TRY IT | Exactly how many lines in this data contain the word "icon"? Only the number should be given.

MATERIAL PROVIDED |
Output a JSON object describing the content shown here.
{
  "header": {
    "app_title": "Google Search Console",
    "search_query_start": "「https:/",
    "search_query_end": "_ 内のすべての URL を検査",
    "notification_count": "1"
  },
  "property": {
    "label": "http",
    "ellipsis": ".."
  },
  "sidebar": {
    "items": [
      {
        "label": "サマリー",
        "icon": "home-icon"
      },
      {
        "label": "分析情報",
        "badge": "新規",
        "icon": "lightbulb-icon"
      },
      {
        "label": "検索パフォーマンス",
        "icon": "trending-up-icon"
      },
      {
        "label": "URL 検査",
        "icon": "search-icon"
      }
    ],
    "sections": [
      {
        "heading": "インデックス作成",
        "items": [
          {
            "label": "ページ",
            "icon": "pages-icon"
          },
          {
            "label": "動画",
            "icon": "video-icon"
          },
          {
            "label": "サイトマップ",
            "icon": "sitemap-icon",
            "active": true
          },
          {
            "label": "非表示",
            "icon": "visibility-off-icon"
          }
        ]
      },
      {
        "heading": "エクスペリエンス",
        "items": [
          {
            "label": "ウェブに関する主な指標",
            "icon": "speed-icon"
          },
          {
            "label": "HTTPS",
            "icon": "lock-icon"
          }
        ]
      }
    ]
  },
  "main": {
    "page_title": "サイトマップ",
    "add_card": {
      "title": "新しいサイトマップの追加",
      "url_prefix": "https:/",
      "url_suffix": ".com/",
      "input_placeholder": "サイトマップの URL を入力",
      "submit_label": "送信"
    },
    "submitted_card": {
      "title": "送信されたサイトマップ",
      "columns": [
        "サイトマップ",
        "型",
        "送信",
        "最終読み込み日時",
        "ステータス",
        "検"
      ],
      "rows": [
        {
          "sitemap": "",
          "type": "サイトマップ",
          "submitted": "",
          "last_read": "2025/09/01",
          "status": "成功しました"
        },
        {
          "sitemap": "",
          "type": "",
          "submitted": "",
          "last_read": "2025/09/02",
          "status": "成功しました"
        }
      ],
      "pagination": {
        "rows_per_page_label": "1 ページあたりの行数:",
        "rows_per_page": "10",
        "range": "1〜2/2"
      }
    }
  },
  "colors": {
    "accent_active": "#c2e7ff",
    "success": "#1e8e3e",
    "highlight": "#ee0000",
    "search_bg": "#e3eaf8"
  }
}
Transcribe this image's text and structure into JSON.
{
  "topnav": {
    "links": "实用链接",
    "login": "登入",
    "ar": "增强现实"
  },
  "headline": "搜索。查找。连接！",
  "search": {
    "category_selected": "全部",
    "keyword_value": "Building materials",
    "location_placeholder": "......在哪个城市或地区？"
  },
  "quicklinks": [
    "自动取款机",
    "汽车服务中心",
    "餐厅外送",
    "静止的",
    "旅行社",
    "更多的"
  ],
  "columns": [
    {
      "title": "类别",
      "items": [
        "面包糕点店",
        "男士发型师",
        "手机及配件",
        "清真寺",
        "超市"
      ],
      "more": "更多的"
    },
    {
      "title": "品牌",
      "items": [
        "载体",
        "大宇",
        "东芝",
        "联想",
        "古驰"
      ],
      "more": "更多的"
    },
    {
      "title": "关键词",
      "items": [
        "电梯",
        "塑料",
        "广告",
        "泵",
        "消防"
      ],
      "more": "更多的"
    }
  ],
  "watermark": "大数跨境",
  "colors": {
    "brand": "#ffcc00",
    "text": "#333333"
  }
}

OUTPUT OF THE EXERCISE | 10